When Fake News Means Fake News
US President Donald Trump, for all his garrulity, is not known to be a very precise communicator. And he cannot really blame it entirely on the “constant negative press covfefe”. So, when he rather incoherently claimed last week to have coined the word “fake”, people realised he meant “fake news”. They also realised the claim was, well, fake. Indeed, the Merriam-Webster dictionary, which helpfully puts out many commentaries on word usages from time to time, refused to take him at his word, and has not even included “fake news” in its list of additions to the lexicon, even as it gave the go-ahead to “alt-right”. Given his long list of erroneous claims, it is not surprising that the dictionary’s managers have pointed out that the phrase as well as its individual words predate Potus by more than a century. It added that because “fake news” means precisely that — i.e., information that is false — it cannot be listed as a new word until and unless it begets a specific non-literal meaning. All those with a penchant for neologisms should keep this important distinction in mind when formulating and laying claim to catchwords and phrases.
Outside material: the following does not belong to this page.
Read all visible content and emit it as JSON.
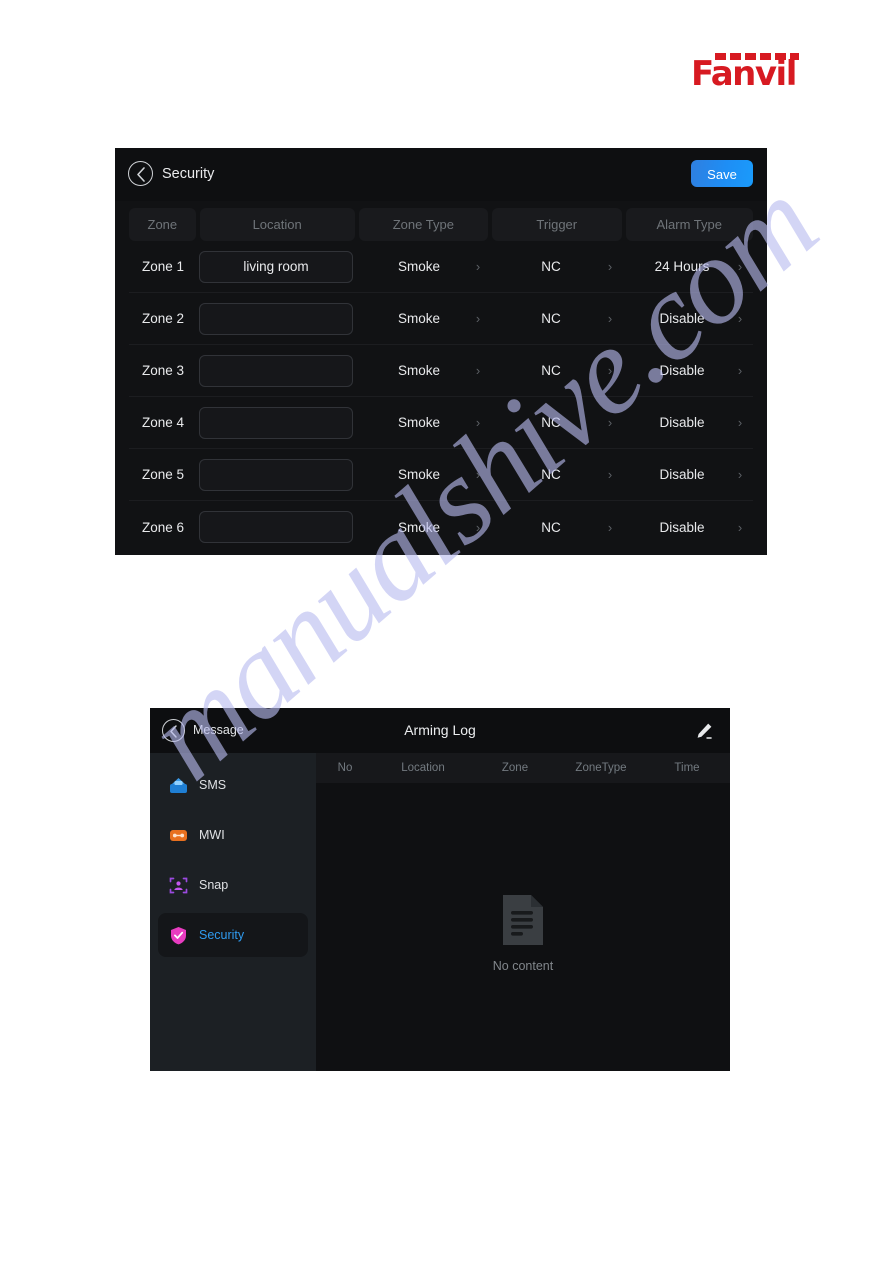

But Potus can take heart that Merriam-Webster has at least put “alt-left” — a phrase he used after the Charlottesville unrest in August to counter “alt-right” — on its watch list of possible inclusions.